Nightwing thought this was the show, and that John Walsh was the man, who would help them flush out Tanner.
It was an incongruous mix. Here were costumed characters of various types, including one intergalactic alien, one robot, one “metamorphic man”, one daughter of a Golden Age hero, two former sidekicks, and one Amazon turning to a real person with a real horrific murder in his past to help them track down the absolute abomination that is a child prostitution ring. Clearly, the creative team’s hearts were in the right place, but having a guy in a skin-tight outfit and bat-modified domino mask lead the charge against this type of abuse borders on the surreal.
Anyway, America’s Most Wanted aired a story about Tanner and the tips began to pour in to John Walsh. Almost immediately, Walsh became a vigilante. Instead of, say, letting the police in on the hot tip about the person behind this mind-numbingly monstrosity, he called up the Outsiders and gave it to them.
Just in case readers thought that Walsh’s vigilante ways was a one-time thing, he went and did it again in the very next issue. This time, he told the Outsiders about a police convoy that was moving an informant from one facility to another and gave his tacit consent to the Outsiders attacking the convoy so they could get the information first.
Now, in their defense, one of Outsiders’ children was kidnapped by the prostitution ring during the course of this story so their wanting to get more information as soon as possible makes some story sense. This already dark story went a shade deeper when that kidnapping happened.
Eventually, Tanner was tracked down and Grace punched him in the face. Repeatedly. In close up. On panel. For several pages. It was more disturbing than satisfying.
So, by circumventing the law, John Walsh helped Grace and the other Outsiders pummel a man who was already in custody and wasn’t resisting arrest. Had Tanner died from his injuries, Walsh would probably have been arrested for conspiracy, interfering with a police investigation, and perhaps even murder.
Instead, the story ended with Walsh and Grace having a heart-to-heart about the horrors of her past and about her choice to not kill a man.
It was a depressing story, full of long, drawn shadows and dour expressions. John Walsh comes across as a man trying to do good but who is also a vigilante and isn’t above circumventing the law to achieve the goals of America’s Most Wanted. That meant it was sort of a surprise that a real person would allow himself to be written that way, but John Walsh was obviously on board with the idea.
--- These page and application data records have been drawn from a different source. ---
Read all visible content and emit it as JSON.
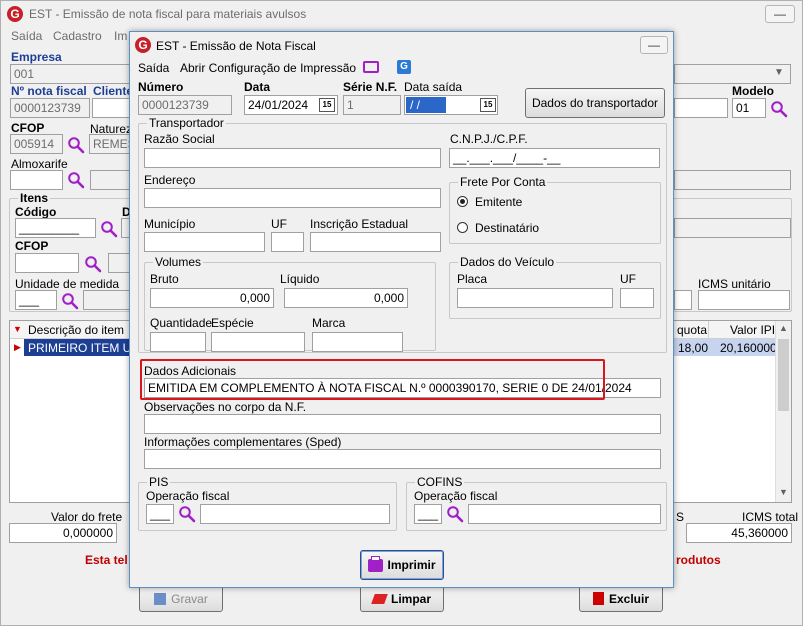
{
  "main": {
    "title": "EST - Emissão de nota fiscal para materiais avulsos",
    "menu": [
      "Saída",
      "Cadastro",
      "Im"
    ],
    "empresa_label": "Empresa",
    "empresa_value": "001",
    "nota_label": "Nº nota fiscal",
    "nota_value": "0000123739",
    "cliente_label": "Cliente",
    "modelo_label": "Modelo",
    "modelo_value": "01",
    "cfop_label": "CFOP",
    "cfop_value": "005914",
    "natureza_label": "Naturez",
    "natureza_value": "REMES",
    "almox_label": "Almoxarife",
    "itens_label": "Itens",
    "codigo_label": "Código",
    "codigo_value": "_________",
    "d_label": "D",
    "cfop2_label": "CFOP",
    "unid_label": "Unidade de medida",
    "unid_value": "___",
    "icms_unit_label": "ICMS unitário",
    "table_headers": {
      "desc": "Descrição do item",
      "quota": "quota",
      "ipi": "Valor IPI"
    },
    "row": {
      "desc": "PRIMEIRO ITEM UT",
      "quota": "18,00",
      "ipi": "20,160000"
    },
    "frete_label": "Valor do frete",
    "frete_value": "0,000000",
    "icms_total_label": "ICMS total",
    "icms_total_value": "45,360000",
    "s_label": "S",
    "warning_left": "Esta tel",
    "warning_right": "rodutos",
    "btn_gravar": "Gravar",
    "btn_limpar": "Limpar",
    "btn_excluir": "Excluir"
  },
  "dialog": {
    "title": "EST - Emissão de Nota Fiscal",
    "menu_saida": "Saída",
    "menu_config": "Abrir Configuração de Impressão",
    "numero_label": "Número",
    "numero_value": "0000123739",
    "data_label": "Data",
    "data_value": "24/01/2024",
    "serie_label": "Série N.F.",
    "serie_value": "1",
    "datasaida_label": "Data saída",
    "datasaida_value": " / /",
    "btn_transportador": "Dados do transportador",
    "transp_group": "Transportador",
    "razao_label": "Razão Social",
    "cnpj_label": "C.N.P.J./C.P.F.",
    "cnpj_value": "__.___.___/____-__",
    "endereco_label": "Endereço",
    "frete_group": "Frete Por Conta",
    "emitente": "Emitente",
    "destinatario": "Destinatário",
    "municipio_label": "Município",
    "uf_label": "UF",
    "inscricao_label": "Inscrição Estadual",
    "volumes_group": "Volumes",
    "bruto_label": "Bruto",
    "bruto_value": "0,000",
    "liquido_label": "Líquido",
    "liquido_value": "0,000",
    "quantidade_label": "Quantidade",
    "especie_label": "Espécie",
    "marca_label": "Marca",
    "veiculo_group": "Dados do Veículo",
    "placa_label": "Placa",
    "uf2_label": "UF",
    "dados_adic_label": "Dados Adicionais",
    "dados_adic_value": "EMITIDA EM COMPLEMENTO À NOTA FISCAL N.º 0000390170, SERIE  0 DE 24/01/2024",
    "obs_label": "Observações no corpo da N.F.",
    "info_label": "Informações complementares (Sped)",
    "pis_group": "PIS",
    "pis_op_label": "Operação fiscal",
    "pis_op_value": "___",
    "cofins_group": "COFINS",
    "cofins_op_label": "Operação fiscal",
    "cofins_op_value": "___",
    "btn_imprimir": "Imprimir",
    "highlight_color": "#d9161c"
  }
}
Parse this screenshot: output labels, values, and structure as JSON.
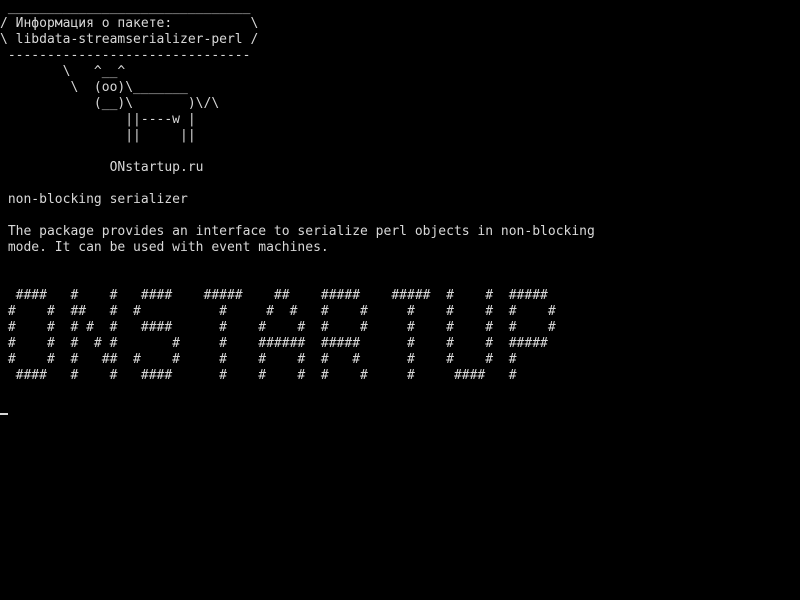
{
  "terminal": {
    "cowsay": {
      "bubble_top": " _______________________________",
      "bubble_line1": "/ Информация о пакете:          \\",
      "bubble_line2": "\\ libdata-streamserializer-perl /",
      "bubble_bottom": " -------------------------------",
      "cow_line1": "        \\   ^__^",
      "cow_line2": "         \\  (oo)\\_______",
      "cow_line3": "            (__)\\       )\\/\\",
      "cow_line4": "                ||----w |",
      "cow_line5": "                ||     ||"
    },
    "site_line": "              ONstartup.ru",
    "summary": " non-blocking serializer",
    "description_line1": " The package provides an interface to serialize perl objects in non-blocking",
    "description_line2": " mode. It can be used with event machines.",
    "banner": {
      "line1": "  ####   #    #   ####    #####    ##    #####    #####  #    #  #####",
      "line2": " #    #  ##   #  #          #     #  #   #    #     #    #    #  #    #",
      "line3": " #    #  # #  #   ####      #    #    #  #    #     #    #    #  #    #",
      "line4": " #    #  #  # #       #     #    ######  #####      #    #    #  #####",
      "line5": " #    #  #   ##  #    #     #    #    #  #   #      #    #    #  #",
      "line6": "  ####   #    #   ####      #    #    #  #    #     #     ####   #"
    }
  }
}
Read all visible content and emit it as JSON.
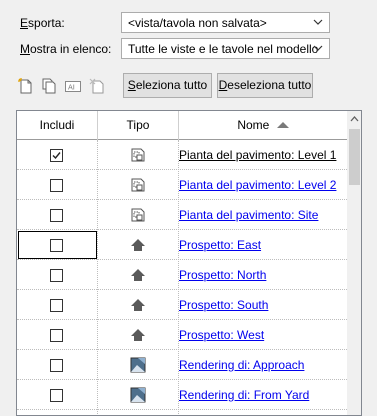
{
  "export": {
    "label": "Esporta:",
    "value": "<vista/tavola non salvata>"
  },
  "list_filter": {
    "label": "Mostra in elenco:",
    "value": "Tutte le viste e le tavole nel modello"
  },
  "buttons": {
    "select_all": "Seleziona tutto",
    "deselect_all": "Deseleziona tutto"
  },
  "table": {
    "columns": [
      "Includi",
      "Tipo",
      "Nome"
    ],
    "sort": "ascending",
    "rows": [
      {
        "checked": true,
        "type_icon": "sheet-icon",
        "name": "Pianta del pavimento: Level 1"
      },
      {
        "checked": false,
        "type_icon": "sheet-icon",
        "name": "Pianta del pavimento: Level 2"
      },
      {
        "checked": false,
        "type_icon": "sheet-icon",
        "name": "Pianta del pavimento: Site"
      },
      {
        "checked": false,
        "type_icon": "elevation-icon",
        "name": "Prospetto: East"
      },
      {
        "checked": false,
        "type_icon": "elevation-icon",
        "name": "Prospetto: North"
      },
      {
        "checked": false,
        "type_icon": "elevation-icon",
        "name": "Prospetto: South"
      },
      {
        "checked": false,
        "type_icon": "elevation-icon",
        "name": "Prospetto: West"
      },
      {
        "checked": false,
        "type_icon": "rendering-icon",
        "name": "Rendering di: Approach"
      },
      {
        "checked": false,
        "type_icon": "rendering-icon",
        "name": "Rendering di: From Yard"
      }
    ]
  },
  "colors": {
    "link": "#0000ee",
    "header_border": "#9b9b9b",
    "window_bg": "#f0f0f0"
  }
}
The story was discussing the very real and very terrible realities of the world which meant it wasn’t an especially fun or easy read.
Not every crossover can be the Teenage Mutant Ninja Turtles meeting Archie. Not every crossover wants to be.